Critically evaluating and synthesizing all the previous research on the phenomenology of Czech philosopher Jan Patočka, the book brings a new voice into contemporary philosophical discussions. It elucidates the development of Patočka’s phenomenology and offers a critical appropriation of his work by connecting it with non-phenomenological approaches.
The first half of the book offers a succinct, and systematizing, overview of Patočka’s phenomenology throughout its development to help readers appreciate the motives behind and grounds for its transformations. The second half systematically explicates, critically examines and creatively develops Patočka’s concept of the movement of existence as the most promising part of his asubjective phenomenology.

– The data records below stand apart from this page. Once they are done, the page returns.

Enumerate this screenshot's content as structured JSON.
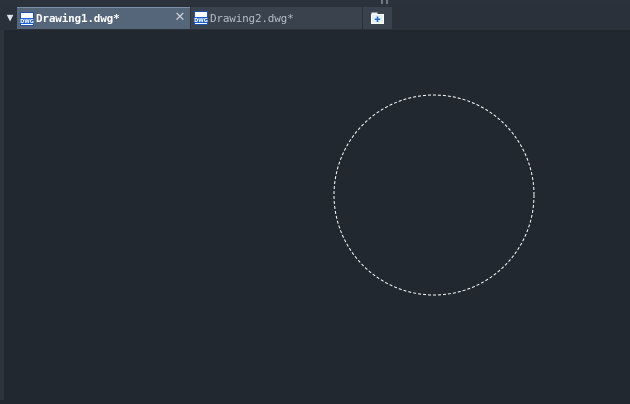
{
  "tabs": [
    {
      "label": "Drawing1.dwg*",
      "active": true,
      "icon": "dwg-file-icon",
      "closable": true
    },
    {
      "label": "Drawing2.dwg*",
      "active": false,
      "icon": "dwg-file-icon",
      "closable": false
    }
  ],
  "icons": {
    "menu": "triangle-down-icon",
    "close": "close-icon",
    "new_tab": "new-tab-icon",
    "dwg_text": "DWG"
  },
  "close_glyph": "✕",
  "menu_glyph": "▼",
  "canvas": {
    "background": "#212830",
    "entity": {
      "type": "circle",
      "style": "dashed",
      "color": "#ffffff",
      "selected": true
    }
  }
}
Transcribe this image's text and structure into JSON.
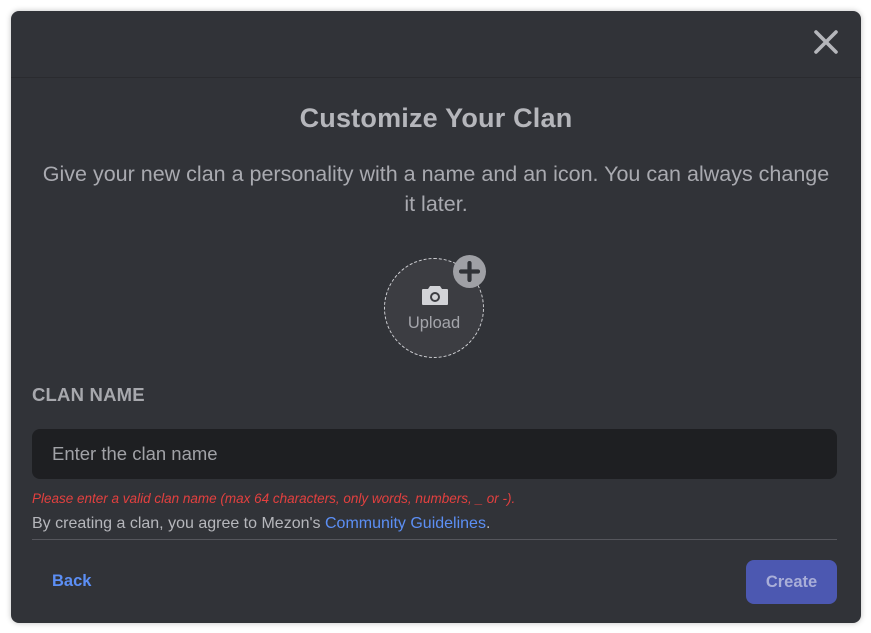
{
  "modal": {
    "title": "Customize Your Clan",
    "subtitle": "Give your new clan a personality with a name and an icon. You can always change it later.",
    "close_icon": "close-icon"
  },
  "upload": {
    "label": "Upload",
    "icon": "camera-icon",
    "badge_icon": "add-icon"
  },
  "form": {
    "field_label": "CLAN NAME",
    "placeholder": "Enter the clan name",
    "value": "",
    "error": "Please enter a valid clan name (max 64 characters, only words, numbers, _ or -).",
    "agreement_prefix": "By creating a clan, you agree to Mezon's ",
    "agreement_link": "Community Guidelines",
    "agreement_suffix": "."
  },
  "footer": {
    "back_label": "Back",
    "create_label": "Create"
  },
  "colors": {
    "background": "#313338",
    "input_background": "#1e1f22",
    "error": "#e3403f",
    "link": "#5c8ff5",
    "primary_button": "#4c58b1"
  }
}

The book appeals to new readers of Patočka as well as his scholars, and to students and researchers of contemporary philosophy concerned with topics such as embodiment, personal identity, intersubjectivity, sociality, or historicity. By re-assessing Patočka’s philosophy of history and his civilizational analysis, it also helps to better articulate the question of the place of Europe in the post-European world.